§ WHAT TO PRODUCE:
Below are records; give the number of their lines that contain "Probability", and only that number.

=== Begin Enclosure ===

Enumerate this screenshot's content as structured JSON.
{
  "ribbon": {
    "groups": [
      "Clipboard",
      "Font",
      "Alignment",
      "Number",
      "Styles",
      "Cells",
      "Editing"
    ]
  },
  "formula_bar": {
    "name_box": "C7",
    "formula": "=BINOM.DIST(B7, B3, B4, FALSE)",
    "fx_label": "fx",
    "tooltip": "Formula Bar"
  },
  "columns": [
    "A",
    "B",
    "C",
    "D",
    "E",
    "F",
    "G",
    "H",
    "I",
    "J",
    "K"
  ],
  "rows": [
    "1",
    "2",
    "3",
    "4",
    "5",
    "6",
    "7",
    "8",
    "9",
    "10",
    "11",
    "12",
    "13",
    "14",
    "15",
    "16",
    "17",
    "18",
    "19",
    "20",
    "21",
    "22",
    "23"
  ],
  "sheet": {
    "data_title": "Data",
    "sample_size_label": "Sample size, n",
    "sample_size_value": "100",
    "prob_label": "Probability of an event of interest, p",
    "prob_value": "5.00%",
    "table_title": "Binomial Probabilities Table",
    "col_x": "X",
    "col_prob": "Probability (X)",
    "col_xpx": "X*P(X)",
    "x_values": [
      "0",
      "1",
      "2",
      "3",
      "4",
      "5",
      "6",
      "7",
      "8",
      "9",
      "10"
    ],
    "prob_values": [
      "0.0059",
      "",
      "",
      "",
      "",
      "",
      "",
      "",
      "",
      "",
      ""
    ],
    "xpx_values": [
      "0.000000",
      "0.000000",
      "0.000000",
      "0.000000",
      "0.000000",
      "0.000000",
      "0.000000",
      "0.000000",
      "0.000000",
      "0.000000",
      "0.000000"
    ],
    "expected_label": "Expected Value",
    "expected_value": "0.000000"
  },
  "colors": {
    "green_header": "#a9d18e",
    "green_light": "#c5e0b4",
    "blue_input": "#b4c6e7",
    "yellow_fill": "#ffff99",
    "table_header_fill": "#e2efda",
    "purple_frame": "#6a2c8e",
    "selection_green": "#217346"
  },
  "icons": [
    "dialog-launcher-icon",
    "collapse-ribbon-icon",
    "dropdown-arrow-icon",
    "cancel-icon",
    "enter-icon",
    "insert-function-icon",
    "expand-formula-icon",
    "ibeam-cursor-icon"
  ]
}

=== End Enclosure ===

§ RESPONSE TO THE EXERCISE:
2